Instructions for the task = Go line by line through the records below. Copy whichever lines contain the string "cart".

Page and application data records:

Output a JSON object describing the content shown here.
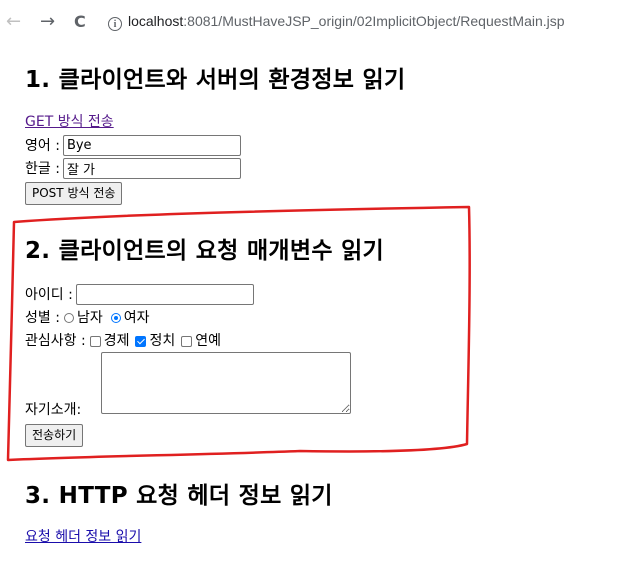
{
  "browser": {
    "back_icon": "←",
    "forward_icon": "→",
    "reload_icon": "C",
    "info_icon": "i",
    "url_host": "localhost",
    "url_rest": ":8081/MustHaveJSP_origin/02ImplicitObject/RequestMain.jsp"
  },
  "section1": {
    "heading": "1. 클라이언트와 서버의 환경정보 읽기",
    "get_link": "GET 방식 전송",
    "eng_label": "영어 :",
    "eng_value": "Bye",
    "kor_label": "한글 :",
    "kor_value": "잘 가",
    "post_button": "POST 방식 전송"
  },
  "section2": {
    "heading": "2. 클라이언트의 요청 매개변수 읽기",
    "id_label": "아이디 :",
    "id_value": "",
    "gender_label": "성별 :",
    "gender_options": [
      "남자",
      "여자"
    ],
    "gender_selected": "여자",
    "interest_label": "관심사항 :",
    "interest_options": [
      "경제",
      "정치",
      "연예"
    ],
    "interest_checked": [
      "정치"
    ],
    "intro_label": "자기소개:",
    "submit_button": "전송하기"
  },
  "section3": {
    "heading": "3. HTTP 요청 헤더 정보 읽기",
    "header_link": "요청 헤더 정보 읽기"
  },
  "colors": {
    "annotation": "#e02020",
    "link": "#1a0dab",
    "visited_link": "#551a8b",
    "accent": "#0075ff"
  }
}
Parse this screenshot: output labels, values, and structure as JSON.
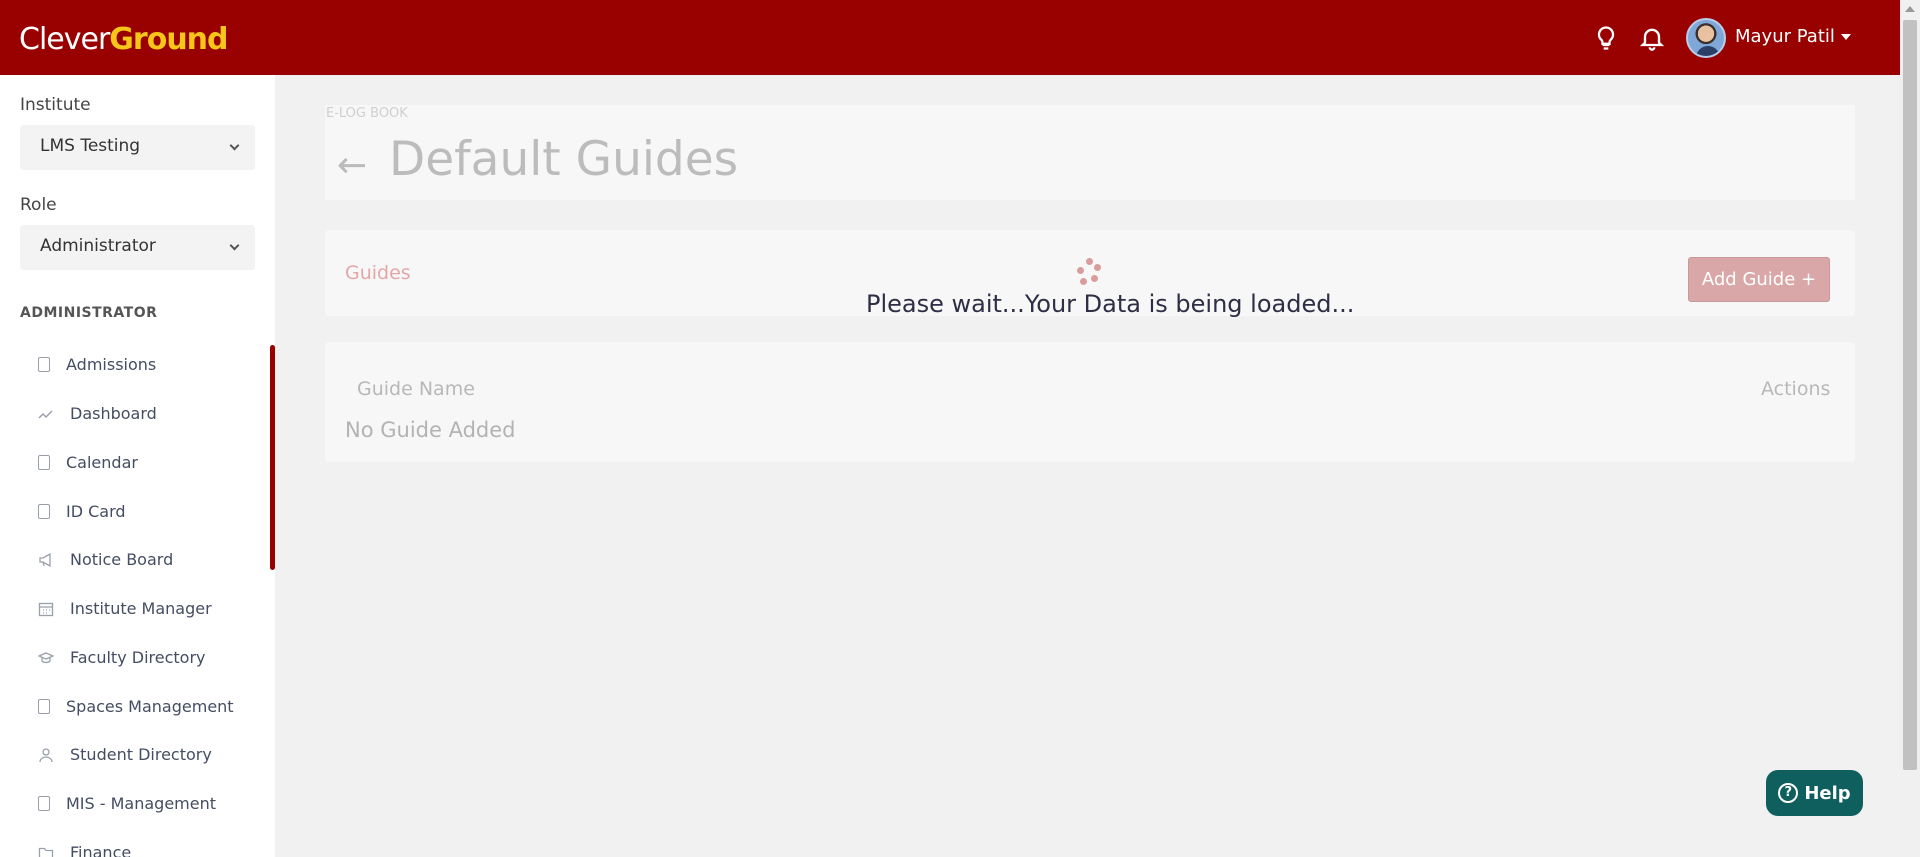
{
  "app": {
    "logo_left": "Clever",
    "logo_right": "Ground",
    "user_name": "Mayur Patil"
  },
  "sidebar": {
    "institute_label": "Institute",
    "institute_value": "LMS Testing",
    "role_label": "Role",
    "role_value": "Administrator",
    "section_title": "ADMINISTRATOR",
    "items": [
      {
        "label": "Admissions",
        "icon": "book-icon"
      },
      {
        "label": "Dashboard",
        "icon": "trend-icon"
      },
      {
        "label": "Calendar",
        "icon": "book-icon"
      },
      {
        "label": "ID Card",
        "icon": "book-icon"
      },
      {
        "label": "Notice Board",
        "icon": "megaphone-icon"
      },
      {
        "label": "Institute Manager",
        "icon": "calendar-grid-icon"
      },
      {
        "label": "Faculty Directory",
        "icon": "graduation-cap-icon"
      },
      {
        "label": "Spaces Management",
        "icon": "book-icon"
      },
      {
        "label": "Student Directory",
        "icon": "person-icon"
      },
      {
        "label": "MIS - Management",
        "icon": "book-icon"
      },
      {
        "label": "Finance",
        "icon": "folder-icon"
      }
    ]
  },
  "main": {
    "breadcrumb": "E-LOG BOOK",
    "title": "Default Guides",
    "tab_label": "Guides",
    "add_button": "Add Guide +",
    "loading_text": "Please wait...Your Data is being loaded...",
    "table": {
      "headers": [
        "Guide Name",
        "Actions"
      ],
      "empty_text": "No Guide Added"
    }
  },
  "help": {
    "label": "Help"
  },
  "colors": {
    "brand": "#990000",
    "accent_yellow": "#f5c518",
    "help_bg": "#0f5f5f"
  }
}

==

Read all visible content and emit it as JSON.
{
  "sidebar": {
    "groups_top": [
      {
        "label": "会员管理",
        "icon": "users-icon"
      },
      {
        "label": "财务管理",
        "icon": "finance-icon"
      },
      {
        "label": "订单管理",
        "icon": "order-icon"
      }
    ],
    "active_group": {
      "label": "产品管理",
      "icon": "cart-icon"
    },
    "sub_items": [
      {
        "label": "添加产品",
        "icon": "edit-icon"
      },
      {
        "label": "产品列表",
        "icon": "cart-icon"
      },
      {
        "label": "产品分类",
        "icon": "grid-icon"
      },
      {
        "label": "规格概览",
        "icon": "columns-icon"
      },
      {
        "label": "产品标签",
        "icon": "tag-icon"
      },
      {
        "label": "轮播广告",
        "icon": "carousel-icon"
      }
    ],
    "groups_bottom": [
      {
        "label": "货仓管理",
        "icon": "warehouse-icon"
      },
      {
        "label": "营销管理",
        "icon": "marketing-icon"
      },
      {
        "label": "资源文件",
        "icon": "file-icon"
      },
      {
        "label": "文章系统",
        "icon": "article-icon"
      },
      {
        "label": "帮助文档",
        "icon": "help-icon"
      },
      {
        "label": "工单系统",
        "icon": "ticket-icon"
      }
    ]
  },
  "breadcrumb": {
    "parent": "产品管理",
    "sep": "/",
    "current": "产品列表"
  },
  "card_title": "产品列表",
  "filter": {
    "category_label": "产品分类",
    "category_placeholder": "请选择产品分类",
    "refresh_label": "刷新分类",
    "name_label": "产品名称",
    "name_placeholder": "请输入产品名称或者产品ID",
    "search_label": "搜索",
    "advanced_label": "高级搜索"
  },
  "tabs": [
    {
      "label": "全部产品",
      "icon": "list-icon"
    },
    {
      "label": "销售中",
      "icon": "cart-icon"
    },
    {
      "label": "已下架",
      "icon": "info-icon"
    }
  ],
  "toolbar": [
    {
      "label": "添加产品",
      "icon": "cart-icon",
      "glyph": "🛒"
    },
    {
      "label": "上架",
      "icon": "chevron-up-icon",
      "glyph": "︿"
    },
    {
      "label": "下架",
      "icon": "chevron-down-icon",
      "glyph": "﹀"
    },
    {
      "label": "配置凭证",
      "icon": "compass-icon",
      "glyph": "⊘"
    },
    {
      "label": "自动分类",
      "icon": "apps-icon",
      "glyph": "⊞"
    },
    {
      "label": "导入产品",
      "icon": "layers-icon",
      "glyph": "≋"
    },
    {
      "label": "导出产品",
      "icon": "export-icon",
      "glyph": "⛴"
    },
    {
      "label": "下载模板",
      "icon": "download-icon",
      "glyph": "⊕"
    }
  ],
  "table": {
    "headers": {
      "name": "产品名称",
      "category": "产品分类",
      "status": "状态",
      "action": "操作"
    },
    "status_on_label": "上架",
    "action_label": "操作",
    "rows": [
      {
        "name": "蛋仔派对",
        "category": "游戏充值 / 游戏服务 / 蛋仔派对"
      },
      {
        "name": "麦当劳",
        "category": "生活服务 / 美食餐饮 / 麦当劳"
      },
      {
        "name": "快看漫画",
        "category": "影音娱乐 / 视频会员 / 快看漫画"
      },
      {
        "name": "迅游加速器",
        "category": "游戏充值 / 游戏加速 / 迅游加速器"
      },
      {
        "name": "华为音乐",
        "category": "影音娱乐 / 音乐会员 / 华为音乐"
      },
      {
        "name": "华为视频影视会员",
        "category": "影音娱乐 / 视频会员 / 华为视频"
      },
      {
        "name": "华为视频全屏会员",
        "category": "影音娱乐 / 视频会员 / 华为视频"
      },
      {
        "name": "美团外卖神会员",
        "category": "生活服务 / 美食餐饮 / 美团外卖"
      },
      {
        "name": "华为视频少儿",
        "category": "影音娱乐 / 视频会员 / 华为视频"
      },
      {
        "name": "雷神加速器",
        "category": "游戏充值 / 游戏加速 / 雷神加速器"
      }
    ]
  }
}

Answer section =
      "icon": "cart-icon"
        "icon": "cart-icon"
      "icon": "cart-icon"
      "icon": "cart-icon",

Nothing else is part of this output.